### Records supplied
/---
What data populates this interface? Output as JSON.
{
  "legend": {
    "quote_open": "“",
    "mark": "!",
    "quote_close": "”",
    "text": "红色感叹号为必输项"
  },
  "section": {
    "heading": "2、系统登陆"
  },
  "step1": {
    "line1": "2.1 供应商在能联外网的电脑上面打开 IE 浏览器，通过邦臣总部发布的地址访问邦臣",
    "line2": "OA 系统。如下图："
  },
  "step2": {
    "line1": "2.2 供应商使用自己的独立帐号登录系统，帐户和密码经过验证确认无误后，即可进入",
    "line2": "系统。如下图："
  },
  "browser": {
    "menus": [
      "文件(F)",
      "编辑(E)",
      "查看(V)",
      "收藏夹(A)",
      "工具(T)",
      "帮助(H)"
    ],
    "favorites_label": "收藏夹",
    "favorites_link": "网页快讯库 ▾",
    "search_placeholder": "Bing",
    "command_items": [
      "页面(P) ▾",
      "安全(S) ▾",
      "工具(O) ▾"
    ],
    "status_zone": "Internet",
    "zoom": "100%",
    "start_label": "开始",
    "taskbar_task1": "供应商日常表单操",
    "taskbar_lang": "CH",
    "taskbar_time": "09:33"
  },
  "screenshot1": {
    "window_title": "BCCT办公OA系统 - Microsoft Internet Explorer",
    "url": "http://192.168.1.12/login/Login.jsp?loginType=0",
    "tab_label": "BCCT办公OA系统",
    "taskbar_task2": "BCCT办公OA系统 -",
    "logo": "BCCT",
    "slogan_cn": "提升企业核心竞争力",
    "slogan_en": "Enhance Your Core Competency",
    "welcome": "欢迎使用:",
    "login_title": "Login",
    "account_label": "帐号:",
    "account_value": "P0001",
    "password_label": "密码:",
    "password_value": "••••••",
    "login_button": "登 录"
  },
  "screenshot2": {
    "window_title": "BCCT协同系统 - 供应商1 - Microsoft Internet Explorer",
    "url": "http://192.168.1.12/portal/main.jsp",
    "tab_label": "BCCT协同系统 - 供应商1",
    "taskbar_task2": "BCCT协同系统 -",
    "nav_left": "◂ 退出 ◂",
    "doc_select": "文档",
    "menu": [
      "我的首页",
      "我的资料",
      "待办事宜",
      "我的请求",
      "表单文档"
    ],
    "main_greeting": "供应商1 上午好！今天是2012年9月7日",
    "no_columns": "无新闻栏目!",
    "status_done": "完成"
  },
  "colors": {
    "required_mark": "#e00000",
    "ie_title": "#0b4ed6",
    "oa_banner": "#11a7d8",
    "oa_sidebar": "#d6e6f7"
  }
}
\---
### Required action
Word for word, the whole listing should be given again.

### Completed exercise
What data populates this interface? Output as JSON.
{
  "legend": {
    "quote_open": "“",
    "mark": "!",
    "quote_close": "”",
    "text": "红色感叹号为必输项"
  },
  "section": {
    "heading": "2、系统登陆"
  },
  "step1": {
    "line1": "2.1 供应商在能联外网的电脑上面打开 IE 浏览器，通过邦臣总部发布的地址访问邦臣",
    "line2": "OA 系统。如下图："
  },
  "step2": {
    "line1": "2.2 供应商使用自己的独立帐号登录系统，帐户和密码经过验证确认无误后，即可进入",
    "line2": "系统。如下图："
  },
  "browser": {
    "menus": [
      "文件(F)",
      "编辑(E)",
      "查看(V)",
      "收藏夹(A)",
      "工具(T)",
      "帮助(H)"
    ],
    "favorites_label": "收藏夹",
    "favorites_link": "网页快讯库 ▾",
    "search_placeholder": "Bing",
    "command_items": [
      "页面(P) ▾",
      "安全(S) ▾",
      "工具(O) ▾"
    ],
    "status_zone": "Internet",
    "zoom": "100%",
    "start_label": "开始",
    "taskbar_task1": "供应商日常表单操",
    "taskbar_lang": "CH",
    "taskbar_time": "09:33"
  },
  "screenshot1": {
    "window_title": "BCCT办公OA系统 - Microsoft Internet Explorer",
    "url": "http://192.168.1.12/login/Login.jsp?loginType=0",
    "tab_label": "BCCT办公OA系统",
    "taskbar_task2": "BCCT办公OA系统 -",
    "logo": "BCCT",
    "slogan_cn": "提升企业核心竞争力",
    "slogan_en": "Enhance Your Core Competency",
    "welcome": "欢迎使用:",
    "login_title": "Login",
    "account_label": "帐号:",
    "account_value": "P0001",
    "password_label": "密码:",
    "password_value": "••••••",
    "login_button": "登 录"
  },
  "screenshot2": {
    "window_title": "BCCT协同系统 - 供应商1 - Microsoft Internet Explorer",
    "url": "http://192.168.1.12/portal/main.jsp",
    "tab_label": "BCCT协同系统 - 供应商1",
    "taskbar_task2": "BCCT协同系统 -",
    "nav_left": "◂ 退出 ◂",
    "doc_select": "文档",
    "menu": [
      "我的首页",
      "我的资料",
      "待办事宜",
      "我的请求",
      "表单文档"
    ],
    "main_greeting": "供应商1 上午好！今天是2012年9月7日",
    "no_columns": "无新闻栏目!",
    "status_done": "完成"
  },
  "colors": {
    "required_mark": "#e00000",
    "ie_title": "#0b4ed6",
    "oa_banner": "#11a7d8",
    "oa_sidebar": "#d6e6f7"
  }
}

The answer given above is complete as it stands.